Pentland’s field, “Social Physics” is a new way of understanding human behavior based on analysis of Big Data. By leveraging huge amounts of available consumer information and tracking idea flow, research can now make better predictions about human behavior and learn how to make minor shifts to generate massive change.

Alex `Sandy’ Pentland directs MIT’s Human Dynamics Laboratory and the MIT Media Lab Entrepreneurship Program, co-leads the World Economic Forum Big Data and Personal Data initiatives, and is a founding member of the Advisory Boards for Nissan, Motorola Mobility, Telefonica, and a variety of start-up firms. In 2012 Forbes named Sandy one of the ‘seven most powerful data scientists in the world’.


About the Speaker

Alex ‘Sandy’ Pentland

Alex ‘Sandy’ Pentland

Professor Alex “Sandy” Pentland directs the MIT Connection Science and Human Dynamics labs and previously helped create and direct the MIT Media Lab and the Media Lab Asia in India. He is one of the most-cited scientists in the world, and Forbes recently declared him one of the “7 most powerful data scientists in the world” along with Google founders and the Chief Technical Officer of the United States. He has received numerous awards and prizes such as the McKinsey Award from Harvard Business Review, the 40th Anniversary of the Internet from DARPA, and the Brandeis Award for work in privacy.

He is a founding member of advisory boards for Google, AT&T, Nissan, and the UN Secretary General, a serial entrepreneur who has co-founded more than a dozen companies including social enterprises such as the Data Transparency Lab, the Harvard-ODI-MIT DataPop Alliance and the Institute for Data Driven Design.
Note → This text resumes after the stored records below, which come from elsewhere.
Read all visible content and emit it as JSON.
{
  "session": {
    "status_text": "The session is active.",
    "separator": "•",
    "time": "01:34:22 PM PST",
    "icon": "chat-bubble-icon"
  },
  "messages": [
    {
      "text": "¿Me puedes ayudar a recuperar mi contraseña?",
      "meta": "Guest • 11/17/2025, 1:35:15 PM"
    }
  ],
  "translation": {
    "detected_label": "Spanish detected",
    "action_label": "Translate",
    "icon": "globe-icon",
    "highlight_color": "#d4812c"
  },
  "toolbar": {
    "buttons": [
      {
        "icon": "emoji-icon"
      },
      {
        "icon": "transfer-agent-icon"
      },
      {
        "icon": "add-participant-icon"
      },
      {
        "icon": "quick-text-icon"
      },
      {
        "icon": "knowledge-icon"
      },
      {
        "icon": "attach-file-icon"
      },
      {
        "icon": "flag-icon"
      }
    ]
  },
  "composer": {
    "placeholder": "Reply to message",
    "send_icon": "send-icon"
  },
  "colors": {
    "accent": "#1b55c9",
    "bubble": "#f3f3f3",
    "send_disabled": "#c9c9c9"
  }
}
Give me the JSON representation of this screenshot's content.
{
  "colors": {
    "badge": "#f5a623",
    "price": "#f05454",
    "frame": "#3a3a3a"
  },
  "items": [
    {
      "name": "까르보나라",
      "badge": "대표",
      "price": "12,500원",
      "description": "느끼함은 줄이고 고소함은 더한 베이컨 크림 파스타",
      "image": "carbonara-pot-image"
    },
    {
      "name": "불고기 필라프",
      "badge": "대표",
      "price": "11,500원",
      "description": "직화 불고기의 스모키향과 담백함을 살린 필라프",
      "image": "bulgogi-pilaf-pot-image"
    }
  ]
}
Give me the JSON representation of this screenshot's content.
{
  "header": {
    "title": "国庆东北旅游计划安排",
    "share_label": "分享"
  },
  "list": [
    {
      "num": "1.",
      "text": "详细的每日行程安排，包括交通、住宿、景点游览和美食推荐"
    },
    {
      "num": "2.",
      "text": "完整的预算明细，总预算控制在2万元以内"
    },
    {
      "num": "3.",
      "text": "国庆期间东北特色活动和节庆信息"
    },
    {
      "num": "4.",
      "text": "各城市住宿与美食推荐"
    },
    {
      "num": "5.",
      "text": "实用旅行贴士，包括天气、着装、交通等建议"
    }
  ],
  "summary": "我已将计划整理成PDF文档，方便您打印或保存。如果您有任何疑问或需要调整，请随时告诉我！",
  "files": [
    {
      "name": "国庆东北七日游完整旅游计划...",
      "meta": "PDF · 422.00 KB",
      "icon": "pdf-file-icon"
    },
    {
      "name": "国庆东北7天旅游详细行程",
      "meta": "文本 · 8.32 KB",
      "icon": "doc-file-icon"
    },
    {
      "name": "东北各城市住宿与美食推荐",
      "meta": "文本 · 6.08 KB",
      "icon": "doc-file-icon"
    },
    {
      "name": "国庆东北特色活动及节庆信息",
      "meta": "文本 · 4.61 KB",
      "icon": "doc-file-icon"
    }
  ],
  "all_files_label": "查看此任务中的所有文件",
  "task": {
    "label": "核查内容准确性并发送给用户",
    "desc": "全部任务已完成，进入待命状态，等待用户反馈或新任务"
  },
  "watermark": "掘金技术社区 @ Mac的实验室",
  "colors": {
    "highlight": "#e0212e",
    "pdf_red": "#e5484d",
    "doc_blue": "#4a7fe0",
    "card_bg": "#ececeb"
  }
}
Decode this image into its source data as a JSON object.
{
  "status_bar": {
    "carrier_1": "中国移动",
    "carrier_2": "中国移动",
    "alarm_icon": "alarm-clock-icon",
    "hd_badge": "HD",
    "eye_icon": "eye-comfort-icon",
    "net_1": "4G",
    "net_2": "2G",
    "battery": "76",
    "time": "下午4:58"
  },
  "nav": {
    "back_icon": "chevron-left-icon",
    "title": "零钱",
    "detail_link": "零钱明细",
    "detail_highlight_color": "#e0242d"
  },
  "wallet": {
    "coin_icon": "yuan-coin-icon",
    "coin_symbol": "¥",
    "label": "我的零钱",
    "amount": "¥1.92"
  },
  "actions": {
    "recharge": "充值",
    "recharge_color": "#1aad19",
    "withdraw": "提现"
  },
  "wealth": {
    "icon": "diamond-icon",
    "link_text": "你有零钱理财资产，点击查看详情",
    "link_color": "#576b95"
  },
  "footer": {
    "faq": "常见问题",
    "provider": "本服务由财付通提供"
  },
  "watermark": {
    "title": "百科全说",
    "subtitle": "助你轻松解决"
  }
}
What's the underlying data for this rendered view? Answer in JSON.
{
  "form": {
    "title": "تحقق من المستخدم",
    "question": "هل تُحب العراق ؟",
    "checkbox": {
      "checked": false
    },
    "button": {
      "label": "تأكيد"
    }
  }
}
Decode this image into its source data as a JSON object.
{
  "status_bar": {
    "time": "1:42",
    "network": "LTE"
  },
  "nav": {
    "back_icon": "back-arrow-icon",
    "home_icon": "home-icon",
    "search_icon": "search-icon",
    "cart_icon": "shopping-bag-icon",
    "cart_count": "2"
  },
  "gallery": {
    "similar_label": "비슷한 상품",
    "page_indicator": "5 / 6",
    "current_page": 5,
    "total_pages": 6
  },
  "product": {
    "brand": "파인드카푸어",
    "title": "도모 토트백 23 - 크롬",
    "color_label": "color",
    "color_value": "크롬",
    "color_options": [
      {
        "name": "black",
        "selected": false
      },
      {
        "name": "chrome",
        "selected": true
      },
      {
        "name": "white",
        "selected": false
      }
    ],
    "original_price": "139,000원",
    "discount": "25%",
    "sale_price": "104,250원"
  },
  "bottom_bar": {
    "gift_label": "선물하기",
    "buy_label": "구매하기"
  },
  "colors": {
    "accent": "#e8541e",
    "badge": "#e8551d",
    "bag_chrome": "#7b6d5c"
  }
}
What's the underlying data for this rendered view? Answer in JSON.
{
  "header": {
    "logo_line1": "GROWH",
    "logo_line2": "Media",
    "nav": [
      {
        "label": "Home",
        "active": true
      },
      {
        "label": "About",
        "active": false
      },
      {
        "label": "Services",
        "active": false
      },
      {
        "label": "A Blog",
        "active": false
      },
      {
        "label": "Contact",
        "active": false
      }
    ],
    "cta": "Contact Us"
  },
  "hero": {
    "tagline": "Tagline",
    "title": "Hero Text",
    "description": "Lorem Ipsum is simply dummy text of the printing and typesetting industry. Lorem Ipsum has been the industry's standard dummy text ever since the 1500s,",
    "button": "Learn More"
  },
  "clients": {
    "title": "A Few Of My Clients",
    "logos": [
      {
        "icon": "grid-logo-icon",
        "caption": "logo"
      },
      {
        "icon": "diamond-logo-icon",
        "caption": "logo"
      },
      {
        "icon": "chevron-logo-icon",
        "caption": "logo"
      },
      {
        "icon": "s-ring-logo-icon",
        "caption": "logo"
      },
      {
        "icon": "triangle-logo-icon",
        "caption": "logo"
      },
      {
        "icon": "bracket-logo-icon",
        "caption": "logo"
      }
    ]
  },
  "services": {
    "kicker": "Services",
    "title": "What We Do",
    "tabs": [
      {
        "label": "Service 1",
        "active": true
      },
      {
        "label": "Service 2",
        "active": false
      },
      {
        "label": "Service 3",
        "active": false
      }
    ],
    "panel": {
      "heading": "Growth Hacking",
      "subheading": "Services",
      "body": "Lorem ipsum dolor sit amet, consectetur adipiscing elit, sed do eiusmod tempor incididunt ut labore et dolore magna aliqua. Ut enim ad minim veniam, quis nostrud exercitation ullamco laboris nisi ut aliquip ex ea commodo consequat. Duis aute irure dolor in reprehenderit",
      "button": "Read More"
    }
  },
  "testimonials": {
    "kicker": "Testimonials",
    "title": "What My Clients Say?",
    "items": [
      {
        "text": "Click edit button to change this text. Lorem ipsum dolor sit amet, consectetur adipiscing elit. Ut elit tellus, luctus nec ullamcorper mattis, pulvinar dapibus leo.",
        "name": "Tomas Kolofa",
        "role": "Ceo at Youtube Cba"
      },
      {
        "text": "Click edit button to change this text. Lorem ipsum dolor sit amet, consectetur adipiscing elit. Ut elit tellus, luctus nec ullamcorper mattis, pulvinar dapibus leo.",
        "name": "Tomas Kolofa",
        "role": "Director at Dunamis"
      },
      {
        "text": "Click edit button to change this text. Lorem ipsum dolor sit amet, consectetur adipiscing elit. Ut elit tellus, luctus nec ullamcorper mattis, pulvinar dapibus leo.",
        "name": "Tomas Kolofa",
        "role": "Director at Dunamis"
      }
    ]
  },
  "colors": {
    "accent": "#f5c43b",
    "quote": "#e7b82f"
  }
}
He is a member of the U.S. National Academy of Engineering and leader within the World Economic Forum.